Am I too Entrepreneurial For My Own Good?

If you work with transformations, the change of dynamics, and often unpredictable nature requires individuals and organizations to embody the entrepreneurial spirit fully. By embracing entrepreneurship, you enhance adaptability and cultivate a proactive and forward-thinking approach, essential elements for successfully steering and sustaining transformation. 

In expansive and frequently competitive corporate environments, individuals with an entrepreneurial spirit encounter various challenges. While being recognized for standing out and demonstrating initiative is generally applauded, achieving a delicate harmony becomes crucial, particularly within cultures that thrive on competition or are characterized by office politics. Having the speed and tendency of taking ownership has not always played in my favor, so I wanted to explore the intricacies of embodying an entrepreneurial mindset in a large corporation, considering potential pitfalls and the impact of corporate culture, politics, and opportunistic players.

Standing Out in the Crowd 

In a competitive corporate culture, standing out is a double-edged sword. While showcasing entrepreneurial skills is encouraged, it’s essential to be mindful of potential pitfalls. Colleagues and superiors may notice your proactive approach, but there’s a risk of becoming a target for additional responsibilities or political maneuvering. You might make others look bad if you’re too efficient or competent.

The Unintended Expert Dilemma

As you position yourself as an expert in your field, be aware that some corporate cultures may exploit this expertise without appropriate acknowledgment. Becoming the go-to person for various tasks can be rewarding, but it’s crucial to strike a balance between being a valuable contributor and avoiding exploitation. There’s also the other side: some cultures tend to undervalue the expertise you’ve gotten outside the company for fear of looking bad or incompetent. Be confident in your abilities and know your worth. If undervaluation continues to be a persistent issue, exploring opportunities in environments that appreciate and recognize your expertise might be worthwhile.

The Perils of Overcommitment

In competitive environments, the pressure to overcommit is palpable. While enthusiasm and speed are assets, overextending yourself can impact the quality of your work. Striking a balance between being helpful and managing your workload effectively and keeping a speed that is comfortable to you is vital.
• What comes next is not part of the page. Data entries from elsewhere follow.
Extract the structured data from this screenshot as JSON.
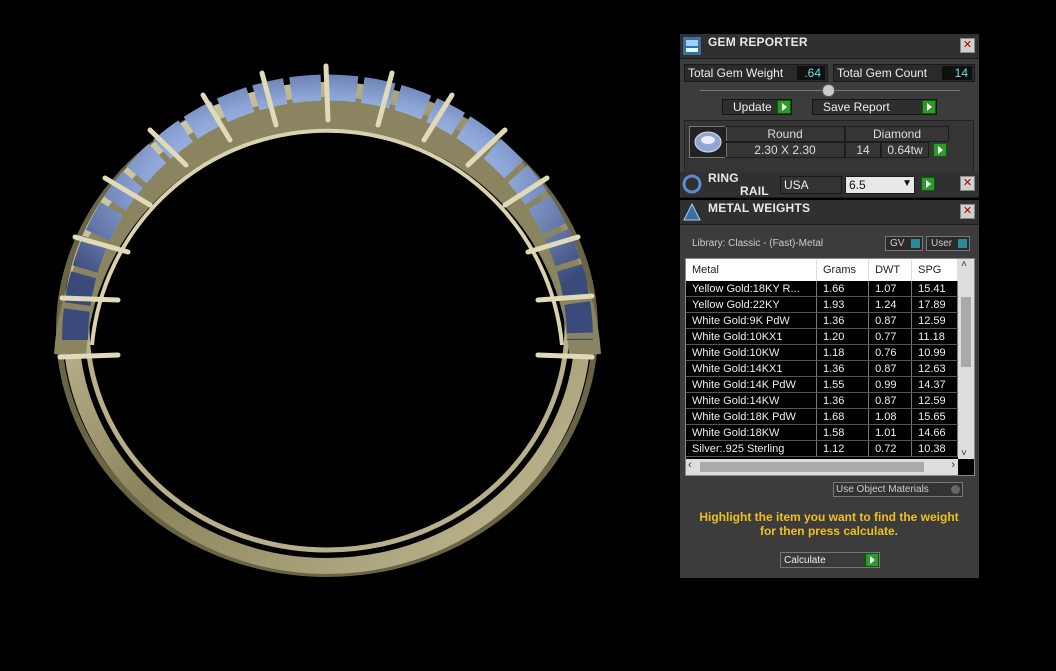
{
  "gem_reporter": {
    "title": "GEM REPORTER",
    "total_gem_weight_label": "Total Gem Weight",
    "total_gem_weight_value": ".64",
    "total_gem_count_label": "Total Gem Count",
    "total_gem_count_value": "14",
    "update_label": "Update",
    "save_report_label": "Save Report",
    "gem_row": {
      "shape": "Round",
      "size": "2.30 X 2.30",
      "material": "Diamond",
      "count": "14",
      "weight": "0.64tw"
    }
  },
  "ring_rail": {
    "title_line1": "RING",
    "title_line2": "RAIL",
    "region": "USA",
    "size": "6.5"
  },
  "metal_weights": {
    "title": "METAL WEIGHTS",
    "library": "Library: Classic - (Fast)-Metal",
    "gv_label": "GV",
    "user_label": "User",
    "columns": [
      "Metal",
      "Grams",
      "DWT",
      "SPG"
    ],
    "rows": [
      [
        "Yellow Gold:18KY R...",
        "1.66",
        "1.07",
        "15.41"
      ],
      [
        "Yellow Gold:22KY",
        "1.93",
        "1.24",
        "17.89"
      ],
      [
        "White Gold:9K PdW",
        "1.36",
        "0.87",
        "12.59"
      ],
      [
        "White Gold:10KX1",
        "1.20",
        "0.77",
        "11.18"
      ],
      [
        "White Gold:10KW",
        "1.18",
        "0.76",
        "10.99"
      ],
      [
        "White Gold:14KX1",
        "1.36",
        "0.87",
        "12.63"
      ],
      [
        "White Gold:14K PdW",
        "1.55",
        "0.99",
        "14.37"
      ],
      [
        "White Gold:14KW",
        "1.36",
        "0.87",
        "12.59"
      ],
      [
        "White Gold:18K PdW",
        "1.68",
        "1.08",
        "15.65"
      ],
      [
        "White Gold:18KW",
        "1.58",
        "1.01",
        "14.66"
      ],
      [
        "Silver:.925 Sterling",
        "1.12",
        "0.72",
        "10.38"
      ]
    ],
    "use_object_materials": "Use Object Materials",
    "hint": "Highlight the item you want to find the weight for then press calculate.",
    "calculate_label": "Calculate"
  },
  "colors": {
    "hint": "#f0c020",
    "value_text": "#6fdede",
    "accent_green": "#2e9a2e"
  }
}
Your speed won’t be the speed of the corporation. You can still make speed records with your tasks, even if your surroundings would need more time to deliver. And remember! Sweet talking can sound nice for a while, but you should reconsider if it gives you many all-nighters in return.

Recognition without Exploitation

While entrepreneurial efforts may lead to recognition, it’s crucial to ensure that due credit and compensation follow. In competitive cultures, it’s common for individuals to exploit others’ contributions for personal gain. Be vigilant and advocate for yourself to avoid being taken advantage of. Dare to take credit for your work; even if the big crowds would not know the truth, make sure at least your leader does.

Learning to Say No

The competitive nature of some corporate cultures can make saying no a challenge. However, setting boundaries and effectively communicating your capacity is crucial. Recognize that being too accommodating might make you susceptible to political games, where others seek to gain from your entrepreneurial spirit.

Yes, yes, Richard Branson always guides us to say Yes to everything. Yes, but No 😉 Evaluate the take and the gain and then say Yes or No.

It’s also OK not to be corporate-compatible?

In large or small corporations, the entrepreneurial spirit is undeniably valuable. However, it’s essential to acknowledge that some individuals possess a natural inclination for entrepreneurship that may find more fertile ground outside the structured walls of a corporate environment.

For those with a drive to innovate, disrupt, and chart their own course, the confines of a large corporation may be limiting. Natural entrepreneurs, often fueled by a desire to create and shape their destinies, may find their true potential unleashed when building their own companies. The autonomy, risk-taking, and creative freedom inherent in entrepreneurship align more closely with their strengths.

At least get the attitude!

Like in everything you do, evaluate and check that the balance between giving and receiving is appropriate. While not everyone identifies and will or want to become an entrepreneur, each of us can and should adopt the attitude and mindset!